* PROBLEM DETAILS:
Where does the word "this" show up in the data? Please find each such line and copy it.

* THE INPUT:

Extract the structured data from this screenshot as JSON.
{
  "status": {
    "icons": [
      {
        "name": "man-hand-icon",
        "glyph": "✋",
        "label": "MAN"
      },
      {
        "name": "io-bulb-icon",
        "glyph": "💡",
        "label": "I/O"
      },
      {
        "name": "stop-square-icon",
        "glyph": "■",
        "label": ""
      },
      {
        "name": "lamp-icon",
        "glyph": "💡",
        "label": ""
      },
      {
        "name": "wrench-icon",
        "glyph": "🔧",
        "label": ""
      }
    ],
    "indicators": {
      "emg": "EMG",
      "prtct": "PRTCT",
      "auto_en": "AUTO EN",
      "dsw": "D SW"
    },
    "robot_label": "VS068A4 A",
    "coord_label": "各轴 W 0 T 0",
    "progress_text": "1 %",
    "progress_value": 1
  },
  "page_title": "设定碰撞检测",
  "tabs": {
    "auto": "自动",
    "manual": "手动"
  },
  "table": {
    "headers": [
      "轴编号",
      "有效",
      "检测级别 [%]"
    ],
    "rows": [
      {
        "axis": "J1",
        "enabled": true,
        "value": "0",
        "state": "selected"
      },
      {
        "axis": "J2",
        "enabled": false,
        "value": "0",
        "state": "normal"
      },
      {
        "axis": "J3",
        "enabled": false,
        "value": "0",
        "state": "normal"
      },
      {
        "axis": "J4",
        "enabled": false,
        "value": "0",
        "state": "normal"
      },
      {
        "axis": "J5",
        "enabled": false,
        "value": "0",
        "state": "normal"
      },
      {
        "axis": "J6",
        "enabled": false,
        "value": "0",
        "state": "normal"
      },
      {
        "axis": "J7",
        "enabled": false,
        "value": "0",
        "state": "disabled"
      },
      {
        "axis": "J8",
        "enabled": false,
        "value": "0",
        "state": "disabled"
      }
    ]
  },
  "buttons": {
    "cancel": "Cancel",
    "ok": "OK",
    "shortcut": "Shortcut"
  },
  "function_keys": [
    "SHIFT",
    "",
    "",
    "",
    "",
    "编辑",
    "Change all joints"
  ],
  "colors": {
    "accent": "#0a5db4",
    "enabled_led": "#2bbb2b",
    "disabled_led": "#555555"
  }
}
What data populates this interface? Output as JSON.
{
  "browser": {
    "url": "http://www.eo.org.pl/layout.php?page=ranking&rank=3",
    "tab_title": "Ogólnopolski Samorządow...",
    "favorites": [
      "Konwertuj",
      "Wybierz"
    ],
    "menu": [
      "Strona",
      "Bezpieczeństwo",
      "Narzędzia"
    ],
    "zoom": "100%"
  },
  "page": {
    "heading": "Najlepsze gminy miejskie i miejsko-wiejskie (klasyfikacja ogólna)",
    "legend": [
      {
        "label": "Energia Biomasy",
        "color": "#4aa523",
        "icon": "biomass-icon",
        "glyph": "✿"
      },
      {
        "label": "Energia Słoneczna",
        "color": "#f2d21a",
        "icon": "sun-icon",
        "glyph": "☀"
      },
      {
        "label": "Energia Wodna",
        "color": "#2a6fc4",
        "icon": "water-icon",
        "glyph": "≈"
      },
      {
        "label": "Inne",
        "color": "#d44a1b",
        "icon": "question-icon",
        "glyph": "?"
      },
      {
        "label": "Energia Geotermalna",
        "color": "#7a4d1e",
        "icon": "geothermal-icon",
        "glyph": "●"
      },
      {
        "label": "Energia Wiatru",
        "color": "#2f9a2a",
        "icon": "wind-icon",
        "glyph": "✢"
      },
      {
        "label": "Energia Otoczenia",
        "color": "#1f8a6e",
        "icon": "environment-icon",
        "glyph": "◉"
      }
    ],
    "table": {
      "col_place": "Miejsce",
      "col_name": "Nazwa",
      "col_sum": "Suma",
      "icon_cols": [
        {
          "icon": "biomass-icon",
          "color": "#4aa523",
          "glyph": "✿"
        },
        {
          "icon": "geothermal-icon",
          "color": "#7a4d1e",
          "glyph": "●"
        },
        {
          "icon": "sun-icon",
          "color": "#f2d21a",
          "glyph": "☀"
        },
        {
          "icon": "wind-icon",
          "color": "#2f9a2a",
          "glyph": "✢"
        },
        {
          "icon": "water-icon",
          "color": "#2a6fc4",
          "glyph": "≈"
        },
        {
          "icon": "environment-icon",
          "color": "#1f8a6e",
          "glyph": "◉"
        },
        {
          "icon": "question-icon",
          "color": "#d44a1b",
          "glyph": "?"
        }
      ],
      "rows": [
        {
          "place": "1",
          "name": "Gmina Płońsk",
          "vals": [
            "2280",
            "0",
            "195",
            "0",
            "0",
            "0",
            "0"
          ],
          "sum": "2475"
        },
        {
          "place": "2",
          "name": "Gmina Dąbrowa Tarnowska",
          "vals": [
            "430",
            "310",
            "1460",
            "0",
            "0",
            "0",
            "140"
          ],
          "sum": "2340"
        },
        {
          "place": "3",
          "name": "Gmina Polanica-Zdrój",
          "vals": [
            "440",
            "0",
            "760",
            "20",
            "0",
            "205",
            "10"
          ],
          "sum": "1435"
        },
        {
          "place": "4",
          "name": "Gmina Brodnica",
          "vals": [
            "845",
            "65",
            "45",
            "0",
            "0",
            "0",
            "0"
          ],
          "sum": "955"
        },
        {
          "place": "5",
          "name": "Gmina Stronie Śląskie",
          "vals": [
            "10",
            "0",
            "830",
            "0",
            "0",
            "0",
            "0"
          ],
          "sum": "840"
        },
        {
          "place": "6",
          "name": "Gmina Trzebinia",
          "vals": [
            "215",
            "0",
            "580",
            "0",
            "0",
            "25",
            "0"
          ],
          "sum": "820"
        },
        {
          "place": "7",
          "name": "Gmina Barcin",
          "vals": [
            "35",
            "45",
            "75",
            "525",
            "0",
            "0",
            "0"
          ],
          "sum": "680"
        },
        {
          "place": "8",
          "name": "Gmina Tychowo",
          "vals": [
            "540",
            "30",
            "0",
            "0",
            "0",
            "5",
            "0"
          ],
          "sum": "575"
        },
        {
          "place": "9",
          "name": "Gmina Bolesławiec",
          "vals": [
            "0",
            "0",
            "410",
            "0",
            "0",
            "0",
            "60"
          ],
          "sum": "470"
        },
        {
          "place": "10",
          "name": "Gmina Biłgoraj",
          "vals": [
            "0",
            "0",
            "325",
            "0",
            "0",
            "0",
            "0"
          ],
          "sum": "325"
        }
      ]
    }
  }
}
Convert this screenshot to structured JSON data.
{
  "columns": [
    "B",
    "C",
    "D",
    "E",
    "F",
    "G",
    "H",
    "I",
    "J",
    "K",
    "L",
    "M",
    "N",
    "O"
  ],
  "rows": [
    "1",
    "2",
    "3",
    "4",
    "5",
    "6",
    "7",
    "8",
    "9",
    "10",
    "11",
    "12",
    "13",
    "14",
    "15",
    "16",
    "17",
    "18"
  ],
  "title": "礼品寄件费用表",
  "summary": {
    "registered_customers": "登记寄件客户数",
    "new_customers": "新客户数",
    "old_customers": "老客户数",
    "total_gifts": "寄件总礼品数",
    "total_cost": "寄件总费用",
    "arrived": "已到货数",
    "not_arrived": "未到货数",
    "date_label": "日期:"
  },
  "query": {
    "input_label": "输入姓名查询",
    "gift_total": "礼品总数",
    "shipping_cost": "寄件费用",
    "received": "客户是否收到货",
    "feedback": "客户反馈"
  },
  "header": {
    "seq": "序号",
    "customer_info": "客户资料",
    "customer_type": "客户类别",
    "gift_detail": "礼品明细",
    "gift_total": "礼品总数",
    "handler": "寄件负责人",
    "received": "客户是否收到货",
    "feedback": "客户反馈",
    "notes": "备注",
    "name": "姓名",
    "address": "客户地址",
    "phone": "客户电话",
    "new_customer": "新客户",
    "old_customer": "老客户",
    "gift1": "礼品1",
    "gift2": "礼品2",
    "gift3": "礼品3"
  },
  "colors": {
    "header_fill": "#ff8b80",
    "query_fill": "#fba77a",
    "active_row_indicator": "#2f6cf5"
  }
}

* RESULT OF THE TASK:
Extract the structured data from this screenshot as JSON.
What data populates this interface? Output as JSON.
Convert this screenshot to structured JSON data.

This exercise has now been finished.